[DATASET — start]

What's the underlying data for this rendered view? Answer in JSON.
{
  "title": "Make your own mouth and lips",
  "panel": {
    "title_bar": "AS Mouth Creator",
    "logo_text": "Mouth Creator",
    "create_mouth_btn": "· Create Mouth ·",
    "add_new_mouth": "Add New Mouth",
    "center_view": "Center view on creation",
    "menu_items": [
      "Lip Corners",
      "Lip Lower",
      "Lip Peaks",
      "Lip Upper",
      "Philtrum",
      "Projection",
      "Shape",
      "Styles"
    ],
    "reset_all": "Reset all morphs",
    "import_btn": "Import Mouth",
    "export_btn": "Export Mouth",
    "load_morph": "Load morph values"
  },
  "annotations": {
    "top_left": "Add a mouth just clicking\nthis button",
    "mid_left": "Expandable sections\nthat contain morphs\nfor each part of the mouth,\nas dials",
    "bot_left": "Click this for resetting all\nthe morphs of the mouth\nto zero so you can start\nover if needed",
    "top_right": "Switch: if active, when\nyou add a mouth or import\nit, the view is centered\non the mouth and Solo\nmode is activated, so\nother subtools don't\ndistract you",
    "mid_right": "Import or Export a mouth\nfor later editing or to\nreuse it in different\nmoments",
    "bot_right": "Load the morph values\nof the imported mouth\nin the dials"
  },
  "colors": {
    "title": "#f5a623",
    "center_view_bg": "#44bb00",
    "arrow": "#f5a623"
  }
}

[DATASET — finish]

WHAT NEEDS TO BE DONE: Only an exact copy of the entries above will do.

ANSWER AREA:
What's the underlying data for this rendered view? Answer in JSON.
{
  "title": "Make your own mouth and lips",
  "panel": {
    "title_bar": "AS Mouth Creator",
    "logo_text": "Mouth Creator",
    "create_mouth_btn": "· Create Mouth ·",
    "add_new_mouth": "Add New Mouth",
    "center_view": "Center view on creation",
    "menu_items": [
      "Lip Corners",
      "Lip Lower",
      "Lip Peaks",
      "Lip Upper",
      "Philtrum",
      "Projection",
      "Shape",
      "Styles"
    ],
    "reset_all": "Reset all morphs",
    "import_btn": "Import Mouth",
    "export_btn": "Export Mouth",
    "load_morph": "Load morph values"
  },
  "annotations": {
    "top_left": "Add a mouth just clicking\nthis button",
    "mid_left": "Expandable sections\nthat contain morphs\nfor each part of the mouth,\nas dials",
    "bot_left": "Click this for resetting all\nthe morphs of the mouth\nto zero so you can start\nover if needed",
    "top_right": "Switch: if active, when\nyou add a mouth or import\nit, the view is centered\non the mouth and Solo\nmode is activated, so\nother subtools don't\ndistract you",
    "mid_right": "Import or Export a mouth\nfor later editing or to\nreuse it in different\nmoments",
    "bot_right": "Load the morph values\nof the imported mouth\nin the dials"
  },
  "colors": {
    "title": "#f5a623",
    "center_view_bg": "#44bb00",
    "arrow": "#f5a623"
  }
}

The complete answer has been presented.